Isn’t it strange how Jamaica for at least two years in a row didn’t receive any credit on our progress report in a category called Additional Points even though our internal review shows that we have moved along English Language Learners who are obtaining Regents Diplomas? Where are our points? If DOE reviewed us fairly, they would have to admit we are performing miracles on a daily basis even with all of the obstacles they have placed in our way.
It looks like the DOE also undercounted our graduation rate just like they did last year. Therefore, it’s déjà vu or Ground Hog Day as we repeat the same scenario as last year. We must admit that many of us are tired of fighting with an employer that in my opinion does not play fair. However, we learned from last year’s experience and now is the time to wage another battle to keep going by exposing the truth. Hopefully, this blog piece will get the ball rolling.
As for the extra credit probe of jamaica High School for adding questionable credits to student transcripts that the NY Post is reporting on, I agree with Leonie Haimson that principals are cutting corners all over because of pressure to boost promotion and graduation rates.
High stakes decisions based on student progress are ridiculous when the school plays only a small part in determing student performance. Outside factors are far more important according to scholarly research and common sense. Hopefully, there will be a time when sanity returns to our schools.


Another Queens chapter leader with another brilliant piece.

(How come all these smart people have been opposed to the UFT/Unity Caucus leadership? Please show me anything comparable to these posts by the geniuses who run our union.)

Arthur Goldstein at HufPo: No Leeches Left Behind
If I were a doctor, and Bill Gates suggested the use of bloodletting to improve medicine, I'd be skeptical. Still, Gates has all that money, so he must know something. He gives it away freely, and asks only that everyone follow the programs he starts (and pay to sustain them in perpetuity once his seed money runs out). Oh, and that institutions that don't meet his expectations be closed and replaced by others that more closely follow his methods.
Bloodletting is of no medical value, so it's understandably unpopular with modern medical practitioners. On the other hand, "value-added" evaluations, or judging teachers by scores of their students, is also highly questionable.

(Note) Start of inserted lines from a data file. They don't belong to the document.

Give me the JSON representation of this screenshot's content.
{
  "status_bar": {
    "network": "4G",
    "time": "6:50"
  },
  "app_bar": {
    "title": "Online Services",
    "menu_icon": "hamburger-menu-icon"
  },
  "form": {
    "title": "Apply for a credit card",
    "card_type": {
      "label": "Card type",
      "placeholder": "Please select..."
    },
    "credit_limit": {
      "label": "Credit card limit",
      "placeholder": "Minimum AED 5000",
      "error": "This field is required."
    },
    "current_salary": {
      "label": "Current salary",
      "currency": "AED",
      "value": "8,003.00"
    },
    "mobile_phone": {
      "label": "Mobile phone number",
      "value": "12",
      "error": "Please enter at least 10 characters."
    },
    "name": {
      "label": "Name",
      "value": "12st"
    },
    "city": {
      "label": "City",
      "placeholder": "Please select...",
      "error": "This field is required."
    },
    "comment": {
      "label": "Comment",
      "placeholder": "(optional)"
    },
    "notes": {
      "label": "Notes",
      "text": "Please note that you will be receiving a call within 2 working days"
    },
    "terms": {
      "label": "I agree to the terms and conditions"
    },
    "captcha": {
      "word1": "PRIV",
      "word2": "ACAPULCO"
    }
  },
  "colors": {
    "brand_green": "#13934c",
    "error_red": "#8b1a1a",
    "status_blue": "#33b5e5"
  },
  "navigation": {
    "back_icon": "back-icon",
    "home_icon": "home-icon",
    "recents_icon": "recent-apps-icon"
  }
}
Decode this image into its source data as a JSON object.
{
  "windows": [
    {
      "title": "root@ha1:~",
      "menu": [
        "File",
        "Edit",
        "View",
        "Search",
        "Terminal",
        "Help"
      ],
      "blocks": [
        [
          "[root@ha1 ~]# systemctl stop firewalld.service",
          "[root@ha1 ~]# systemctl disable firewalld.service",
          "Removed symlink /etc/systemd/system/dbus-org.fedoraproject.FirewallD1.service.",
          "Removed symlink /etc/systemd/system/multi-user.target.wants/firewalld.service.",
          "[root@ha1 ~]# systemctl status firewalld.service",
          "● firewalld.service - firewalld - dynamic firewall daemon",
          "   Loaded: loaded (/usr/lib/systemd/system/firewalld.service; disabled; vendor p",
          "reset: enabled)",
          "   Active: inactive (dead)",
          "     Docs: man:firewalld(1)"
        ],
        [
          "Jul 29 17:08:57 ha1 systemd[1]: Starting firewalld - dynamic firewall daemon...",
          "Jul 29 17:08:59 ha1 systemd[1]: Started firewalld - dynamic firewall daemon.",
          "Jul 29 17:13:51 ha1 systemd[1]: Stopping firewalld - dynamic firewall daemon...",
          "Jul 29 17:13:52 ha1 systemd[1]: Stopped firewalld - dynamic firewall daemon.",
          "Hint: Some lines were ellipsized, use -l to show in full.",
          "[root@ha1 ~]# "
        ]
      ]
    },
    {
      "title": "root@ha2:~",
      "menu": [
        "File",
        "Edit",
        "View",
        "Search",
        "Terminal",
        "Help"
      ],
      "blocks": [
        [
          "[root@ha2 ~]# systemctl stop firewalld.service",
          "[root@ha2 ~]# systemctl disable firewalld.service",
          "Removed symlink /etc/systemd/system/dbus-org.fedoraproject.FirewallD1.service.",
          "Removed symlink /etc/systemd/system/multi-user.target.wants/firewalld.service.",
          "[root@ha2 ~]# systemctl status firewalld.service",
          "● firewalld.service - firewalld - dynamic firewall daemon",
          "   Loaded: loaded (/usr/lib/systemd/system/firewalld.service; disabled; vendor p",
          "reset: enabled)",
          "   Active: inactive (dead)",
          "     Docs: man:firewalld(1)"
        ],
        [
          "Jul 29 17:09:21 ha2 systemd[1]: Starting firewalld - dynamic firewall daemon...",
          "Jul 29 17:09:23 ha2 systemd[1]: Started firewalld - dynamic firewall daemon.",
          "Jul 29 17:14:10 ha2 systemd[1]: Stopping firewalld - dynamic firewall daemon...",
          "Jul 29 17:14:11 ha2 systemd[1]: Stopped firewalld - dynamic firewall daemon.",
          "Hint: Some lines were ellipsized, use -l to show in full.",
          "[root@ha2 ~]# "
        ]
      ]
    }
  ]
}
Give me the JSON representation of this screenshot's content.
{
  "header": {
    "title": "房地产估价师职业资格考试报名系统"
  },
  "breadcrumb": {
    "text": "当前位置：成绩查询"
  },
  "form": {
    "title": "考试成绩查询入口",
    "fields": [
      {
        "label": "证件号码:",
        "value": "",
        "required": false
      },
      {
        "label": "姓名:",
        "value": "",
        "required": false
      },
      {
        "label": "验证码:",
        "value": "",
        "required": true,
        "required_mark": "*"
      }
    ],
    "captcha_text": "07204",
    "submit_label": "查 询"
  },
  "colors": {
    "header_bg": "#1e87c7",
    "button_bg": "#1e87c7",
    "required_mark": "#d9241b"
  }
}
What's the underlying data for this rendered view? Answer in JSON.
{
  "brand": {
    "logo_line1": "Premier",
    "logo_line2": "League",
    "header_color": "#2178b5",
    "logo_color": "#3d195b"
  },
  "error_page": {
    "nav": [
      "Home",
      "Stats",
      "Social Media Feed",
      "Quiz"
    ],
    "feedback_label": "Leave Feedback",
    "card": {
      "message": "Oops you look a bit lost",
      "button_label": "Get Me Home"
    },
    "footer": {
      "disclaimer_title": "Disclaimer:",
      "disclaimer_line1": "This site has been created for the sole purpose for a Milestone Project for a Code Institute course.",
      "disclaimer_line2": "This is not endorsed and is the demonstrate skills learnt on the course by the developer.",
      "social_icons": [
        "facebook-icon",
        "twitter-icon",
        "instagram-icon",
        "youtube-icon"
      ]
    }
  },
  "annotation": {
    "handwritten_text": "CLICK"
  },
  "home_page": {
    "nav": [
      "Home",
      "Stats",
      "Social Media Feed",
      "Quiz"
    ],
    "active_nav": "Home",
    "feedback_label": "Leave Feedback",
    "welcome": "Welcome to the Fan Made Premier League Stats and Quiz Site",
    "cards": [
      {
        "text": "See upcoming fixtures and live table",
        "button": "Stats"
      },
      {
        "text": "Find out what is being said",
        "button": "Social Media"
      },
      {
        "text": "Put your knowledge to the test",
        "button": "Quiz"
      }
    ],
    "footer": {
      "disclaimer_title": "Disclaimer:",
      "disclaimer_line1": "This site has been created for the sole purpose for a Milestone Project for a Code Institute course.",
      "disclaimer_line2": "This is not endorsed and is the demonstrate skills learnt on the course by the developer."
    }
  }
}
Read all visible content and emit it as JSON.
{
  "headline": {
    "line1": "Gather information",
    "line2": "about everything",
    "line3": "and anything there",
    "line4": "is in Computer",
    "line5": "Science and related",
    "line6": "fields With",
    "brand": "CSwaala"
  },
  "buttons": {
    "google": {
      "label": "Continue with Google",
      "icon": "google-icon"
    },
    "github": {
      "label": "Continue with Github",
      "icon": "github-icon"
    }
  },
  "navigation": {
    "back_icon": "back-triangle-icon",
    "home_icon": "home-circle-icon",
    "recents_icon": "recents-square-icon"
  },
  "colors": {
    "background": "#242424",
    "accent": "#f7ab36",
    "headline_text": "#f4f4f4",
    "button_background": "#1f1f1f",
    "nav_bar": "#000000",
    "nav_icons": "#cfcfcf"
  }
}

Day by day, it appears as dubious as bloodletting.

MORE: http://www.huffingtonpost.com/arthur-goldstein/no-leeches-left-behind_b_780026.html

No comments: